■ ACTION ITEM:
Go through the entries and copy every one exactly.
=======
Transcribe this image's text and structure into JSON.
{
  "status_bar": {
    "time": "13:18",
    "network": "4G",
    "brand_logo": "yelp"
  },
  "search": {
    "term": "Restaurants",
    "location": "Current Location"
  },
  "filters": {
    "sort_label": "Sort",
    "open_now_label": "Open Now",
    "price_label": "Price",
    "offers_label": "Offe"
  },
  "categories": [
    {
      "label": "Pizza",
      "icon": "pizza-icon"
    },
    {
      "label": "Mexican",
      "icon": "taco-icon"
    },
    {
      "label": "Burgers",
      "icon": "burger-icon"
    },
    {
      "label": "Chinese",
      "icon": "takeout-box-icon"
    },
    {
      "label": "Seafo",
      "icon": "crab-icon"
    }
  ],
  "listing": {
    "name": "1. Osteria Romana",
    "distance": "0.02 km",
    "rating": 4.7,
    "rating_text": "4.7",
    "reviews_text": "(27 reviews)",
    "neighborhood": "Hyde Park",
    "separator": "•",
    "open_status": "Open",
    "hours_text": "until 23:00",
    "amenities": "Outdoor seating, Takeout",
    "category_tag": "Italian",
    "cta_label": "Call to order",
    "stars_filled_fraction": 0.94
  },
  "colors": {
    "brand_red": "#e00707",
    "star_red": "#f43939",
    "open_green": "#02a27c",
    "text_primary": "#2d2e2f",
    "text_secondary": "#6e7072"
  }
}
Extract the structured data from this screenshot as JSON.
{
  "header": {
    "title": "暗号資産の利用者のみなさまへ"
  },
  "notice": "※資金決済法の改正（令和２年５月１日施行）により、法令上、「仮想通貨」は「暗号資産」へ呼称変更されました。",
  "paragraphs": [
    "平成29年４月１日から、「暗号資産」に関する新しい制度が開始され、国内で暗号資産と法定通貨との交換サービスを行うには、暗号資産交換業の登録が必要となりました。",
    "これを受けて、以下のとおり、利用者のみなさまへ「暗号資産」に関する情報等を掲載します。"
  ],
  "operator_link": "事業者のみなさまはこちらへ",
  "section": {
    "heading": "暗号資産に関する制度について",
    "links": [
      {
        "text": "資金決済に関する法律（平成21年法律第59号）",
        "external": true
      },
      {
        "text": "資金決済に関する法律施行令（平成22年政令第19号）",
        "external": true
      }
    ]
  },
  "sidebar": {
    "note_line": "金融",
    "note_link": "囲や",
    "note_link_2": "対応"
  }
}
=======
■ RESPONSE TO THIS EXERCISE:
Transcribe this image's text and structure into JSON.
{
  "status_bar": {
    "time": "13:18",
    "network": "4G",
    "brand_logo": "yelp"
  },
  "search": {
    "term": "Restaurants",
    "location": "Current Location"
  },
  "filters": {
    "sort_label": "Sort",
    "open_now_label": "Open Now",
    "price_label": "Price",
    "offers_label": "Offe"
  },
  "categories": [
    {
      "label": "Pizza",
      "icon": "pizza-icon"
    },
    {
      "label": "Mexican",
      "icon": "taco-icon"
    },
    {
      "label": "Burgers",
      "icon": "burger-icon"
    },
    {
      "label": "Chinese",
      "icon": "takeout-box-icon"
    },
    {
      "label": "Seafo",
      "icon": "crab-icon"
    }
  ],
  "listing": {
    "name": "1. Osteria Romana",
    "distance": "0.02 km",
    "rating": 4.7,
    "rating_text": "4.7",
    "reviews_text": "(27 reviews)",
    "neighborhood": "Hyde Park",
    "separator": "•",
    "open_status": "Open",
    "hours_text": "until 23:00",
    "amenities": "Outdoor seating, Takeout",
    "category_tag": "Italian",
    "cta_label": "Call to order",
    "stars_filled_fraction": 0.94
  },
  "colors": {
    "brand_red": "#e00707",
    "star_red": "#f43939",
    "open_green": "#02a27c",
    "text_primary": "#2d2e2f",
    "text_secondary": "#6e7072"
  }
}
Extract the structured data from this screenshot as JSON.
{
  "header": {
    "title": "暗号資産の利用者のみなさまへ"
  },
  "notice": "※資金決済法の改正（令和２年５月１日施行）により、法令上、「仮想通貨」は「暗号資産」へ呼称変更されました。",
  "paragraphs": [
    "平成29年４月１日から、「暗号資産」に関する新しい制度が開始され、国内で暗号資産と法定通貨との交換サービスを行うには、暗号資産交換業の登録が必要となりました。",
    "これを受けて、以下のとおり、利用者のみなさまへ「暗号資産」に関する情報等を掲載します。"
  ],
  "operator_link": "事業者のみなさまはこちらへ",
  "section": {
    "heading": "暗号資産に関する制度について",
    "links": [
      {
        "text": "資金決済に関する法律（平成21年法律第59号）",
        "external": true
      },
      {
        "text": "資金決済に関する法律施行令（平成22年政令第19号）",
        "external": true
      }
    ]
  },
  "sidebar": {
    "note_line": "金融",
    "note_link": "囲や",
    "note_link_2": "対応"
  }
}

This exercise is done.